To be sure, Hoover was a product of his times, and no one would describe his racial views as enlightened. But then, no one would describe Lyndon Johnson’s racial views as enlightened, either, and it was Johnson and his cohort of southern Democrats in Congress, not Hoover and conservative Republicans, whose opposition to proposed civil rights legislation and anti-lynching bills in the 1940s and 1950s enabled Jim Crow laws and racial terror to continue in the deep South.
Gage exhibits the typical progressive view of McCarthyism, despite acknowledging that Hoover and others (including, by the way, McCarthy) probably understated the extent of communist infiltration of the U.S. government in the 1940s. Soviet agents conducted espionage and acted as agents of influence at very high levels in the State Department, the Office of Strategic Services (OSS), the War Department, the Treasury Department, and the White House before, during, and after World War II. What Gage and others call the Red Scare was real and damaging to U.S. interests around the world.
At times, Gage seems to take an almost sentimental view of Communist Party USA members who sought “racial justice,” fought for workers against the greedy capitalist corporations, and had a liberal “social vision.” She criticizes Hoover for his “reactionary” view which saw “communism as a challenge to the racial, religious, and social principles he held most dear.” We now know, and Gage doesn’t dispute, that the American Communist Party was then financially beholden and ideologically aligned to Stalin’s Soviet Union. Hoover’s work against domestic communism should be lauded, not condemned.
Hoover also went after the so-called “New Left”—the anti-war, anti-authority, and sometimes pro-communist movement of 1960s radicals that Gage appears to admire more than “the white middle class” Americans who always rose “to Hoover’s defense.”
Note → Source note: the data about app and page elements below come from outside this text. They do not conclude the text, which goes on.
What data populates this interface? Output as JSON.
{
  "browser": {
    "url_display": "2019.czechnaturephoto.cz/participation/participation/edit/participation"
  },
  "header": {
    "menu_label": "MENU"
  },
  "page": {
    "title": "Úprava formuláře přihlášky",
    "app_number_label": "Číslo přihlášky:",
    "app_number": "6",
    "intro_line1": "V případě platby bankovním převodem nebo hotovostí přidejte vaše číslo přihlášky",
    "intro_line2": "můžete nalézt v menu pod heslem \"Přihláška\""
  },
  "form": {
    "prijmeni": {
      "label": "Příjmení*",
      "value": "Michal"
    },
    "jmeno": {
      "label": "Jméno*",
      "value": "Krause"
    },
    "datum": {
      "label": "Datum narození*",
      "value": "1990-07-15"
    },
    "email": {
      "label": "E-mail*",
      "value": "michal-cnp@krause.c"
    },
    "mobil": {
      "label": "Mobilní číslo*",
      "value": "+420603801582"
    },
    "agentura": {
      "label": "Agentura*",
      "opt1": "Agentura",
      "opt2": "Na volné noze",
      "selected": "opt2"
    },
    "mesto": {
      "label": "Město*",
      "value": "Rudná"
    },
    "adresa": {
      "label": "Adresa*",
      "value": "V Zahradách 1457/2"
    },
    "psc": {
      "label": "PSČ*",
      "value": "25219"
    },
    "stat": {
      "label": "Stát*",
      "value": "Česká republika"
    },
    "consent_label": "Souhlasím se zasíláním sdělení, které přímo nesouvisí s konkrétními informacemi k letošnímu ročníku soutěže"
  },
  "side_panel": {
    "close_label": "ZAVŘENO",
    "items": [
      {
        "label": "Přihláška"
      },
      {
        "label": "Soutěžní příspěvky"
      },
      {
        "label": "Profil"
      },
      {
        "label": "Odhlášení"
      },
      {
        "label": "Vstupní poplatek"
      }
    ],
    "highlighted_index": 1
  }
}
Hoover, as Gage acknowledges, professionalized the FBI, turning it into one of the most respected law enforcement agencies in the world. He also actively promoted the FBI’s work and sought to protect its reputation against its many detractors. He curried favor with friendly journalists and politicians, including the eight presidents he served. Gage shows that Hoover was more comfortable when Republicans held the White House—Eisenhower and Nixon were probably his two favorites, though he got along well with both FDR and LBJ.
Gage spends an inordinate amount of ink on Hoover’s relationship with Clyde Tolson, whom she depicts as Hoover’s life partner. It seems quite clear that they were a couple, and Gage, as have others, notes the hypocrisy of Hoover’s professed conservative religious moralism in light of his relationship with Tolson. Hoover in his last will and testament left almost everything he owned to Tolson.
In the book’s epilogue, Gage drops any pretense of objectivity. Hoover, she writes, was a “racist and a demogogue, a single-minded seeker of power, a small-minded and twisted man intolerant of even his own desires.” He contained and crippled “movements seeking racial and social justice,” and thereby limited “the forms of democracy and governance that might have been possible.” But Hoover, Gage writes, is not solely to blame. It is conservatives and their “reactionary politics” and the “abuses they inspire” that share in Hoover’s blame.
How ironic, though unmentioned by Gage, that today it is the progressive Left that sings the praises of Hoover’s FBI as it investigates former President Donald Trump and many of his supporters, while many conservatives in the wake of the Russia-collusion hoax contend that the FBI has become too politicized. But then, today’s FBI is not Hoover’s FBI.